**TASK TO COMPLETE**: The answer is every line of the records that holds the word "name", copied in full.

###

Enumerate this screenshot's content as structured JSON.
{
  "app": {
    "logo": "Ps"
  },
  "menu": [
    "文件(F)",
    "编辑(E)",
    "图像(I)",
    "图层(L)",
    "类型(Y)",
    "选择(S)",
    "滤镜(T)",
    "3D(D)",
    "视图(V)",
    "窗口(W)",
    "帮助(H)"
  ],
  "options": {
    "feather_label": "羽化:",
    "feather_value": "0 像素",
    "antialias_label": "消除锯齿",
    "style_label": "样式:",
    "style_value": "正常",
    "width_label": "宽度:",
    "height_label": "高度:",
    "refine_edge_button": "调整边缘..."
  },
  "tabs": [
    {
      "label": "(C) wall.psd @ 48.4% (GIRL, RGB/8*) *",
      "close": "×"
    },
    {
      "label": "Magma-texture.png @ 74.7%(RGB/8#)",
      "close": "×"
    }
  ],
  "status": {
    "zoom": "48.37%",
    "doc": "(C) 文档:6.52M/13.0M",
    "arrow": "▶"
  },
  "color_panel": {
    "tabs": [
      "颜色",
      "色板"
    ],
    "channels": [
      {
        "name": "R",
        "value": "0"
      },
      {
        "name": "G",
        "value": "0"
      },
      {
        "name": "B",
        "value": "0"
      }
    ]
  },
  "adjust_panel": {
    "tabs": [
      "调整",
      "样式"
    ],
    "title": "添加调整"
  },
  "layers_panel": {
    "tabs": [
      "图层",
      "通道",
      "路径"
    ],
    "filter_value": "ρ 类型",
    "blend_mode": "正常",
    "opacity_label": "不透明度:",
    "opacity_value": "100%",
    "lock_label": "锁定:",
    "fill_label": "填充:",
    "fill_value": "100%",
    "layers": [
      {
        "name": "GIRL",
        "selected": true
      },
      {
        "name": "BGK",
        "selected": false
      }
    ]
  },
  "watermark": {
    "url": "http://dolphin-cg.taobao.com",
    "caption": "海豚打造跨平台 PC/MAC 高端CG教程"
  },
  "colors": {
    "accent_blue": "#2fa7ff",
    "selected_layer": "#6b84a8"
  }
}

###

**FINISHED TASK**:
        "name": "R",
        "name": "G",
        "name": "B",
        "name": "GIRL",
        "name": "BGK",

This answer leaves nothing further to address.